----- INFORMATION PROVIDED -----

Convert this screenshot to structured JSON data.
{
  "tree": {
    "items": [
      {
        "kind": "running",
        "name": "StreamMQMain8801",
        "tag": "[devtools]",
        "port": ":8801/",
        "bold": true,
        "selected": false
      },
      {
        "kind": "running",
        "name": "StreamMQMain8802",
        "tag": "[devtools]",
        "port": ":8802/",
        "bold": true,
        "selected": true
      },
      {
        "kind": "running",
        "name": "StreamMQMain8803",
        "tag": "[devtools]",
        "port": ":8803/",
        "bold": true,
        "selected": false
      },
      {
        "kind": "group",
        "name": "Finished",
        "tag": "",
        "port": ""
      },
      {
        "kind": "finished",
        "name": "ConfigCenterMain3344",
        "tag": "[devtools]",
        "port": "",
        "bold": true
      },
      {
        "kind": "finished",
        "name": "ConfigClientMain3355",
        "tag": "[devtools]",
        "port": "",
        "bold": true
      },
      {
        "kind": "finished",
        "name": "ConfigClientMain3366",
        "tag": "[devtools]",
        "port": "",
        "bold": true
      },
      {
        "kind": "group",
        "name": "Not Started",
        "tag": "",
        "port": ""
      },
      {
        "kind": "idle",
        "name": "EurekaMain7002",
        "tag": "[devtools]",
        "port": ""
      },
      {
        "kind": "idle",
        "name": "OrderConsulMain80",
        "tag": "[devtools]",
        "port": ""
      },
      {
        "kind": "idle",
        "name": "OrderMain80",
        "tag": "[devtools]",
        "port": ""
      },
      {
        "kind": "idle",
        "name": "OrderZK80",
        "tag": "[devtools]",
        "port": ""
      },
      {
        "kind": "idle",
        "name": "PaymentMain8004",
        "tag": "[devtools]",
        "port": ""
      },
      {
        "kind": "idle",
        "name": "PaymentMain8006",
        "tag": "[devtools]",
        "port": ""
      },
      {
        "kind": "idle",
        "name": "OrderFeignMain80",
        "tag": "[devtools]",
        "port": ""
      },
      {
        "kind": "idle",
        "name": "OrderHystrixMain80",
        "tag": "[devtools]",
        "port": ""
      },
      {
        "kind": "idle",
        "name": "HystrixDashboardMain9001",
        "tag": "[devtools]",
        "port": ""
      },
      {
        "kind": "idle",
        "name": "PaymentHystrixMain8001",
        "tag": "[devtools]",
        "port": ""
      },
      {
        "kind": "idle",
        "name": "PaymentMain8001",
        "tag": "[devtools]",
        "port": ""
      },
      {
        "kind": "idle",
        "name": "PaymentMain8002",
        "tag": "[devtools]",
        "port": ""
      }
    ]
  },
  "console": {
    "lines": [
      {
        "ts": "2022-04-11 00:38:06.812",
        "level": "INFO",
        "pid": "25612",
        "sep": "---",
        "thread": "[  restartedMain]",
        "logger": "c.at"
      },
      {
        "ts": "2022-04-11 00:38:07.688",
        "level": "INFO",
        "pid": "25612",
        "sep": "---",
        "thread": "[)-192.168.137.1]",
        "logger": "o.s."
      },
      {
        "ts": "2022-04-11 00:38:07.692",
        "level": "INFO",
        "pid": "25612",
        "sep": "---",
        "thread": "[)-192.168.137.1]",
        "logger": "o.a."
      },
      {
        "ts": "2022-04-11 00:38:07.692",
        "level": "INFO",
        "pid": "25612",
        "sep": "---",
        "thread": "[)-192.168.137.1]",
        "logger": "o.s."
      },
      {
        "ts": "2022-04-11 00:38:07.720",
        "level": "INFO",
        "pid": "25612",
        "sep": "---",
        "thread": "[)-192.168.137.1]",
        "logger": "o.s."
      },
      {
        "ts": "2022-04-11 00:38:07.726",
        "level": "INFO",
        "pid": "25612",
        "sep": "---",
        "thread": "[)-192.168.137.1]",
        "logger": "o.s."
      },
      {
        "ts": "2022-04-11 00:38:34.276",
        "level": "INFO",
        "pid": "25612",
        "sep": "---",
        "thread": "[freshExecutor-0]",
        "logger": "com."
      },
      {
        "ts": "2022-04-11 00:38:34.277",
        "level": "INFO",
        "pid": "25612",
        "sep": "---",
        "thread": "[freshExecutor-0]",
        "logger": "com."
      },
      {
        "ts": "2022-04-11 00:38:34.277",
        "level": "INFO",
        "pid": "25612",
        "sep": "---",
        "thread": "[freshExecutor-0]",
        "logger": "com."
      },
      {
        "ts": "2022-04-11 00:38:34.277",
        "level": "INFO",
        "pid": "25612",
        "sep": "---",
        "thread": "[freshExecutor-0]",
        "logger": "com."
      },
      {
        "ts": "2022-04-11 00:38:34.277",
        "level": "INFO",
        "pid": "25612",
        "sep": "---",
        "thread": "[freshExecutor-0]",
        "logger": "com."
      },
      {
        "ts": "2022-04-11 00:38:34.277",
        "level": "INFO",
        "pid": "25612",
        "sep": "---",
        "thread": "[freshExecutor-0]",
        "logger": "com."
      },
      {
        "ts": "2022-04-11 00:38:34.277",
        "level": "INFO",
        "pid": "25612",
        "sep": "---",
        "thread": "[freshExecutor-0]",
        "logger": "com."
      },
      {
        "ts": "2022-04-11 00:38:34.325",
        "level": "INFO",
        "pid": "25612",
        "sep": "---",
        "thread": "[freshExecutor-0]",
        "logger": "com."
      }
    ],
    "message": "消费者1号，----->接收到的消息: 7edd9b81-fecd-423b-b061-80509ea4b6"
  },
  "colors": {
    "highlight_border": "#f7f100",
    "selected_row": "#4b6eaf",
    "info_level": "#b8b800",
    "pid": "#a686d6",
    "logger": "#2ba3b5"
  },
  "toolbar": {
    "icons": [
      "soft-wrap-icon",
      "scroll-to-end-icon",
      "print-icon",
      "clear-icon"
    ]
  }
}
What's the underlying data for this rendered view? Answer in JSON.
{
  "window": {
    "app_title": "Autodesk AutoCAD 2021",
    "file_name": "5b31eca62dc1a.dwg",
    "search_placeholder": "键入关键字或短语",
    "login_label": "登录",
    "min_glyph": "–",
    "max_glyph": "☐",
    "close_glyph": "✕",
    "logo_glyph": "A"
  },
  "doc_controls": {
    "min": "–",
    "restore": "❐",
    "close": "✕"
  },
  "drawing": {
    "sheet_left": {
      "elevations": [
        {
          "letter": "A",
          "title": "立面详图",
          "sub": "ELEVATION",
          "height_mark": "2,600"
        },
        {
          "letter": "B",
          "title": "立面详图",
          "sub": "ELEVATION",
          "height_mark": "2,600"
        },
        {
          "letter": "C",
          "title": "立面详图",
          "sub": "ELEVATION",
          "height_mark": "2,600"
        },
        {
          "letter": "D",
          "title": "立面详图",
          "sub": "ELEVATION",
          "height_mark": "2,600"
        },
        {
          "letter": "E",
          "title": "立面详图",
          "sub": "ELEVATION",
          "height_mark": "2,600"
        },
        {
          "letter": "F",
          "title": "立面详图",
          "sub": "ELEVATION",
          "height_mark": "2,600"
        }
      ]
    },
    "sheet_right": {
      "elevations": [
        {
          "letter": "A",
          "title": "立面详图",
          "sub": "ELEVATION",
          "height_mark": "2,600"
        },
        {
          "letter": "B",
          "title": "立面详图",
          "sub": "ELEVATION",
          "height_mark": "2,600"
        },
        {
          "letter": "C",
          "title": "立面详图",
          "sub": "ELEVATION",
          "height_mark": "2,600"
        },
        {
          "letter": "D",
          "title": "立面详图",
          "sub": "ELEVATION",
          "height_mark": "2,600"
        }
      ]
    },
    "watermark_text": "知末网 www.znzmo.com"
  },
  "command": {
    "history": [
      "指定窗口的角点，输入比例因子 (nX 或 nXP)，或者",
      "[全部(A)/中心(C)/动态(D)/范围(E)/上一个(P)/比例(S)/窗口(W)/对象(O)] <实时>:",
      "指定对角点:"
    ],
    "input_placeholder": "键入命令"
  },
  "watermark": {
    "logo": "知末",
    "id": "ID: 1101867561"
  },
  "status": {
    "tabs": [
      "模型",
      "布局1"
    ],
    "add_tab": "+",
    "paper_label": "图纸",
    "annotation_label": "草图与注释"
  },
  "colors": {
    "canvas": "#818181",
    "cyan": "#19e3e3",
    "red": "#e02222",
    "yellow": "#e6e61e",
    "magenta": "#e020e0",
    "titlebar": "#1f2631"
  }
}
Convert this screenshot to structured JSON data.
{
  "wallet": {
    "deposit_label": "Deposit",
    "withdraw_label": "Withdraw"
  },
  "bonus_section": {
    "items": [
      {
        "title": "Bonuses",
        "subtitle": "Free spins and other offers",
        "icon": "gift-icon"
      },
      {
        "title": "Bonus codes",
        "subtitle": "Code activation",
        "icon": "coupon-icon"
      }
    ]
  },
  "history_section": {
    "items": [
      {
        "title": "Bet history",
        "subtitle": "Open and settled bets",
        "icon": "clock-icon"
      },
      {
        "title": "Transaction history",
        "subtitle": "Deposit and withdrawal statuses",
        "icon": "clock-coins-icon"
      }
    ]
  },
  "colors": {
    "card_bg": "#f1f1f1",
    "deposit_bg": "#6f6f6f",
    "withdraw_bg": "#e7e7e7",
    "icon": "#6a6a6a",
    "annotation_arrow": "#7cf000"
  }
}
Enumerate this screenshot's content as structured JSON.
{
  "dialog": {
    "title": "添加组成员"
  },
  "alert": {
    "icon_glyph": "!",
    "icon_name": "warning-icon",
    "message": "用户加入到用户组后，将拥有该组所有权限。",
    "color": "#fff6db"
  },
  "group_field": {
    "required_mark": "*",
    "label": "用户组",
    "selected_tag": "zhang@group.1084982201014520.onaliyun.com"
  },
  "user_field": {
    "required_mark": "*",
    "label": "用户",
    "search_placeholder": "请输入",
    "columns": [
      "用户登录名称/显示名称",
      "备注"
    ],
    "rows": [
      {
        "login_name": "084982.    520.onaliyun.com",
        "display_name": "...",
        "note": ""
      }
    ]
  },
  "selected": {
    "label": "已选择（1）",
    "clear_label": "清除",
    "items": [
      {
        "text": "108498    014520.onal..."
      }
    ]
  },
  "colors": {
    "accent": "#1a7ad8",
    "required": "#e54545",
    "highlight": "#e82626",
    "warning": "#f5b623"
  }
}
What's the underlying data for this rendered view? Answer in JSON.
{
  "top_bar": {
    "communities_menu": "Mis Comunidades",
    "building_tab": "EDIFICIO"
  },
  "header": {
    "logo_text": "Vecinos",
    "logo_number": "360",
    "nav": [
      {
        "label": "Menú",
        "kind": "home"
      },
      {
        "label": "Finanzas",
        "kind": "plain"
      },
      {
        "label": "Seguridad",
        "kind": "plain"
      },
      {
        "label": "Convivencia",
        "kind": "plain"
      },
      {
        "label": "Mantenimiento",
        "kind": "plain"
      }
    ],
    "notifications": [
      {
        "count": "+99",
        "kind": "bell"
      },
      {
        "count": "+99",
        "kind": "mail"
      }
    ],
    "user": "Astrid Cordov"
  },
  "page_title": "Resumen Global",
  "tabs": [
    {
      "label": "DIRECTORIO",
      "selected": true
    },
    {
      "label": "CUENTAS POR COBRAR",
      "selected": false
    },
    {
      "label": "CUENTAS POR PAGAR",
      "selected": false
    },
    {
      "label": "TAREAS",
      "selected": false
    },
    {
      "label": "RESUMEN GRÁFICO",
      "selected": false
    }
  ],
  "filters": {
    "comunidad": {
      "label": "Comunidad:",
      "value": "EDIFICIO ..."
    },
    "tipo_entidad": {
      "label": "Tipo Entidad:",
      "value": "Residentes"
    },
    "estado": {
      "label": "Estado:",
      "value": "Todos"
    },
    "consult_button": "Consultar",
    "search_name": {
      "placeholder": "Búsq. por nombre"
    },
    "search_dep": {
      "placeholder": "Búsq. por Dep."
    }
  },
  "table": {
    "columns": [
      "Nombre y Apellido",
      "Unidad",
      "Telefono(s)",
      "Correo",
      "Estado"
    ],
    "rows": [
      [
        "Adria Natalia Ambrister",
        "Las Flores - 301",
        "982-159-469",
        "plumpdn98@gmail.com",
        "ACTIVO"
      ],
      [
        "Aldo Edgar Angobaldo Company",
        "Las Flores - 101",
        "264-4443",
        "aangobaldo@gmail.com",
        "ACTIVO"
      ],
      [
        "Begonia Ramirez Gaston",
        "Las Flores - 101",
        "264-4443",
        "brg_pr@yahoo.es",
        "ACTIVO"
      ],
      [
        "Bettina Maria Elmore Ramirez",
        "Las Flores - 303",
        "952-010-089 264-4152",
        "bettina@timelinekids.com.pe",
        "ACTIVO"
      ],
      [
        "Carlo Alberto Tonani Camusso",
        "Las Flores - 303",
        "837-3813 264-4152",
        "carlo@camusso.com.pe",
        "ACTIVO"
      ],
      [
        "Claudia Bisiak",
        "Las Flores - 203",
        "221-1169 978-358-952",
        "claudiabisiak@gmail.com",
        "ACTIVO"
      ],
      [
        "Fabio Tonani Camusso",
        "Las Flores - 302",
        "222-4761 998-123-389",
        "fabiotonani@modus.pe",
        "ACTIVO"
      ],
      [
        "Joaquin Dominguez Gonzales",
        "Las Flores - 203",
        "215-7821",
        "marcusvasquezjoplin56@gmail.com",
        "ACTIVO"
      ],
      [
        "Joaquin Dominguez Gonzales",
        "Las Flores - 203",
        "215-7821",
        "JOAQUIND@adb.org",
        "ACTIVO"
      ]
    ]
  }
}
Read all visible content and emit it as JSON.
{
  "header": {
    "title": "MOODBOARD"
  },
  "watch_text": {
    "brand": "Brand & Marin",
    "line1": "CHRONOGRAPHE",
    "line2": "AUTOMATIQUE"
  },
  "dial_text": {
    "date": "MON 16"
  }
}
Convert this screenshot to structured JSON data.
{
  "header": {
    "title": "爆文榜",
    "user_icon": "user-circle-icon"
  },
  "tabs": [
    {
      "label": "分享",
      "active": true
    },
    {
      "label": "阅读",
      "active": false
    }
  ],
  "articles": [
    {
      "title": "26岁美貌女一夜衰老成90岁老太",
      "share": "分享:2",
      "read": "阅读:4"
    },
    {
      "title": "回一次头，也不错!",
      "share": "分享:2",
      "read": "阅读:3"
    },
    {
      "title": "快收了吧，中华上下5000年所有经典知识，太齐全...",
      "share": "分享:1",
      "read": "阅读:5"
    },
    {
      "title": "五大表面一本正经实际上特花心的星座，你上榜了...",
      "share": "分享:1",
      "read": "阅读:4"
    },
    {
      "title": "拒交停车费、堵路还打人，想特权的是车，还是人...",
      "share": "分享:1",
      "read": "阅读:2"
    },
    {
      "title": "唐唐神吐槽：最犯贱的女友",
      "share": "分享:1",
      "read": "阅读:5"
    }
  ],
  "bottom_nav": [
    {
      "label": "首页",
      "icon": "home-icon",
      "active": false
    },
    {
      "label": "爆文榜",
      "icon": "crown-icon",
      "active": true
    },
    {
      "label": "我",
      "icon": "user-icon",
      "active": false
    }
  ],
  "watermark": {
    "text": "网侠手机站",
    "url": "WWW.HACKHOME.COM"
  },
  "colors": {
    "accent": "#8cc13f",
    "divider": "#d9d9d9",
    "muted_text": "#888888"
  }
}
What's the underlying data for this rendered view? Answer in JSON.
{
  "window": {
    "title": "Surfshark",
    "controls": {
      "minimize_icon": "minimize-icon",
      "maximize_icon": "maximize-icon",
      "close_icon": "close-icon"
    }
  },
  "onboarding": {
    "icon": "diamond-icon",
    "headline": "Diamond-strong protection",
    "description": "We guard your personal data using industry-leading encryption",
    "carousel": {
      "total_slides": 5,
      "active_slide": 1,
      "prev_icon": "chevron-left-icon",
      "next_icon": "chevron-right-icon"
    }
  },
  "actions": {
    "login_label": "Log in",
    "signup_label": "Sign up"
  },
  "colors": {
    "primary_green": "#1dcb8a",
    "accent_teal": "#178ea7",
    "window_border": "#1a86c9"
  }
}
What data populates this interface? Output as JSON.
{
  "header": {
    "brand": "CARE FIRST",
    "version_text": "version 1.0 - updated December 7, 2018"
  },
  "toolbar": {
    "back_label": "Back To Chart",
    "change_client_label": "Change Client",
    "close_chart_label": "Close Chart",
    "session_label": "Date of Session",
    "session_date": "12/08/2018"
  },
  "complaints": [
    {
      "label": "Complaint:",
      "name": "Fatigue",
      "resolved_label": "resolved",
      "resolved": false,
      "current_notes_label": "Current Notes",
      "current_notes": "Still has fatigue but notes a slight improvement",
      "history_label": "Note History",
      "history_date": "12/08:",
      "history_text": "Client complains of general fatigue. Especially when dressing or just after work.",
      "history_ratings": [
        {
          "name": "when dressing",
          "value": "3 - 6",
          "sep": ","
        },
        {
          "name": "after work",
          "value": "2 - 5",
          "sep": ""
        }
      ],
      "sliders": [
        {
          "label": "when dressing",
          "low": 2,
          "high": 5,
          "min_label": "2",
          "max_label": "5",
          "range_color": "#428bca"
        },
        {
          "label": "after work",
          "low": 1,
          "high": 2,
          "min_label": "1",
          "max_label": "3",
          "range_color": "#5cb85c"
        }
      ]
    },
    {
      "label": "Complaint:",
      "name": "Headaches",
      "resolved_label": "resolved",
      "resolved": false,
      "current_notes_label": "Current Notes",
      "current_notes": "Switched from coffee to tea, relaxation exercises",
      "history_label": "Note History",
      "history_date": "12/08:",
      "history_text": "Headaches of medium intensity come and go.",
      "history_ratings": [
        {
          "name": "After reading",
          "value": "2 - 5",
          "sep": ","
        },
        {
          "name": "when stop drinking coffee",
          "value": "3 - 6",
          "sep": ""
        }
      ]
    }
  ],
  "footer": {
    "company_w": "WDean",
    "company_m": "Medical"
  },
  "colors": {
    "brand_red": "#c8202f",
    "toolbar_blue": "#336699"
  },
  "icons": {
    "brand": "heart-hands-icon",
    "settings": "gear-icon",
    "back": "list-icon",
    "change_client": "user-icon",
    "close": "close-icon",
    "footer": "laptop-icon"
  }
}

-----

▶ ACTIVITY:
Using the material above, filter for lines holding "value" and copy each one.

▶ TASK ANSWER:
      "value": "EDIFICIO ..."
      "value": "Residentes"
      "value": "Todos"
          "value": "3 - 6",
          "value": "2 - 5",
          "value": "2 - 5",
          "value": "3 - 6",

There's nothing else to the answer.